This book operates from the premise that linguistic identities are important because they make sense to people, are meaningful, and have an impact on the thinking and behaviour of individuals and groups, both overtly and covertly. The framework outlined here synthesises key works on linguistic identity and draws together insights from a range of disciplines, such as sociolinguistics, linguistic anthropology, discourse analysis, cognitive sciences, and social psychology. It investigates linguistic assertions of community identity in the multilingual context of the Kashmir region in India, by studying the dimensions of changing language roles and linguistic practices in relation to the process of creating and maintaining new linguistic identities under different circumstances. It examines the nature of changing language roles as a combination of several linguistic and extra-linguistic factors, which include script uncertainty, interlingual diglossia, language attrition, language policies of the state, collective attitudes towards language(s), corresponding speech communities, intergenerational transmission, and instrumental orientation, among others. It demonstrates that changes in role are principally motivated by various factors, which may lead to the demise of the distinct symbol and roots of the Kashmiri linguistic-cultural identity in favour of the non-native code, Urdu, which could emerge as the primary linguistic identity in the near future.

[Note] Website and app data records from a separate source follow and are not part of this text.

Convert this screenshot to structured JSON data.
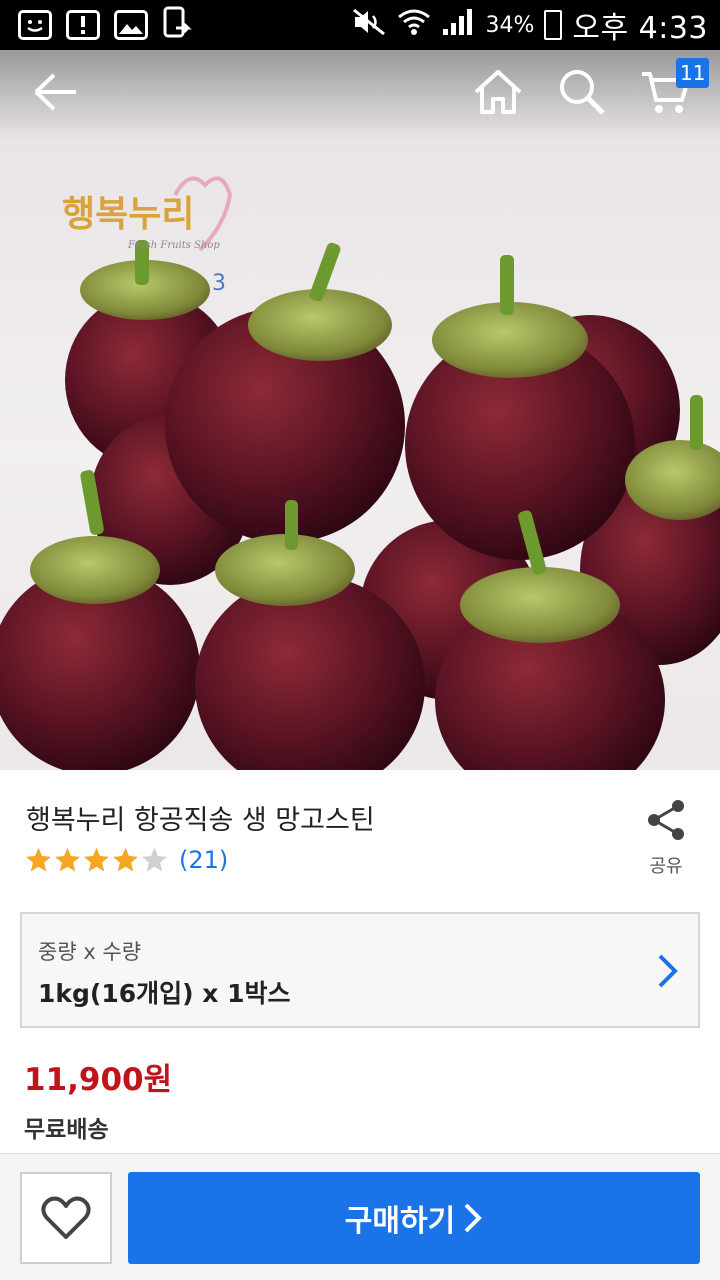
{
  "status_bar": {
    "battery": "34%",
    "time": "오후 4:33"
  },
  "nav": {
    "cart_count": "11"
  },
  "hero": {
    "logo_text": "행복누리",
    "logo_number": "3",
    "logo_tagline": "Fresh Fruits Shop"
  },
  "product": {
    "title": "행복누리 항공직송 생 망고스틴",
    "rating_stars": 4,
    "rating_max": 5,
    "rating_count": "(21)",
    "share_label": "공유"
  },
  "option": {
    "label": "중량 x 수량",
    "value": "1kg(16개입) x 1박스"
  },
  "price": "11,900원",
  "shipping": "무료배송",
  "bottom": {
    "buy_label": "구매하기"
  },
  "colors": {
    "accent": "#1b73e8",
    "price": "#c0141b",
    "star": "#f5a623",
    "star_empty": "#d0d0d0"
  }
}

Publisher: Cambridge Scholars Publishing
Number of pages: 240
Dimensions: 212 x 148 mm
Edition: Unabridged edition